START DATA FOR PROCESSING

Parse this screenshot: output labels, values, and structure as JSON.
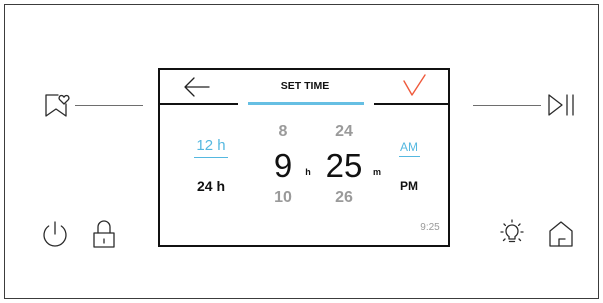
{
  "panel": {
    "icons": {
      "favorite": "bookmark-heart-icon",
      "play_pause": "play-pause-icon",
      "power": "power-icon",
      "lock": "lock-icon",
      "light": "light-bulb-icon",
      "home": "home-icon"
    }
  },
  "screen": {
    "title": "SET TIME",
    "icons": {
      "back": "arrow-left-icon",
      "confirm": "checkmark-icon"
    },
    "time_format": [
      {
        "label": "12 h",
        "selected": true
      },
      {
        "label": "24 h",
        "selected": false
      }
    ],
    "hours": {
      "prev": "8",
      "current": "9",
      "next": "10",
      "unit": "h"
    },
    "minutes": {
      "prev": "24",
      "current": "25",
      "next": "26",
      "unit": "m"
    },
    "period": [
      {
        "label": "AM",
        "selected": true
      },
      {
        "label": "PM",
        "selected": false
      }
    ],
    "clock": "9:25"
  },
  "colors": {
    "accent": "#55b8e0",
    "confirm": "#ef5a3c",
    "text": "#111111",
    "muted": "#9a9a9a"
  }
}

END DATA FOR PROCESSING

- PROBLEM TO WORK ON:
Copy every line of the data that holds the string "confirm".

- ANSWER TO THIS EXERCISE:
      "confirm": "checkmark-icon"
    "confirm": "#ef5a3c",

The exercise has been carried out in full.